Try it:
Go through the material and copy each line in which the word "Formatter" shows up.

Given records:

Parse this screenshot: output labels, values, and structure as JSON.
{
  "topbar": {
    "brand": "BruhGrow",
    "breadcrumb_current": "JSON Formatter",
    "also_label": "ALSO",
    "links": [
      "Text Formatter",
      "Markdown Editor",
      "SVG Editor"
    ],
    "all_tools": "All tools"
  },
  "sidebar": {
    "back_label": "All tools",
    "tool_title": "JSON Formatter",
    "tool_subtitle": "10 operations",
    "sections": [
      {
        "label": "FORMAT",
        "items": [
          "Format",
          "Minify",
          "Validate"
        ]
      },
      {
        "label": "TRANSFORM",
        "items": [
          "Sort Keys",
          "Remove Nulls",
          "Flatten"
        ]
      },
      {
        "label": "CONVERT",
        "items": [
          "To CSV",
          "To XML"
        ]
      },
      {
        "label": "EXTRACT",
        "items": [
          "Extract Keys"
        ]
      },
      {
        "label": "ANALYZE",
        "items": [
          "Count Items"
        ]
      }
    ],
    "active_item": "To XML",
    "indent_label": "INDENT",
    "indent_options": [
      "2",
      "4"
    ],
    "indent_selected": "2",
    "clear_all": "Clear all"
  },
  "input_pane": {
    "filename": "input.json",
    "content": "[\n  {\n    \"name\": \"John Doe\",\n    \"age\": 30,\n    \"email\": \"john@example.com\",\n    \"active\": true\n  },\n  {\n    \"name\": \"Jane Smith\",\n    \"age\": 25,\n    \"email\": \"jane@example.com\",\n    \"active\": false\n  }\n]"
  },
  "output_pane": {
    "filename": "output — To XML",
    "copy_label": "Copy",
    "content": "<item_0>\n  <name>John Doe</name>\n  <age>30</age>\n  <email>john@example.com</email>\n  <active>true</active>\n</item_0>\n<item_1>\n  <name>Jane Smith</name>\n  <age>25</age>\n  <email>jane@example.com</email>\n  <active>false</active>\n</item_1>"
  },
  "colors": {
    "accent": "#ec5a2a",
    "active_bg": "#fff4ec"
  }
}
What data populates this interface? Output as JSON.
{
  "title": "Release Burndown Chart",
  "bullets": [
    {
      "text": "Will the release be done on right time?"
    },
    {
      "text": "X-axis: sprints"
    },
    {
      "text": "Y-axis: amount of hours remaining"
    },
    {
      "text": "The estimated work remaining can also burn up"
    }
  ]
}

Result for this task:
    "breadcrumb_current": "JSON Formatter",
      "Text Formatter",
    "tool_title": "JSON Formatter",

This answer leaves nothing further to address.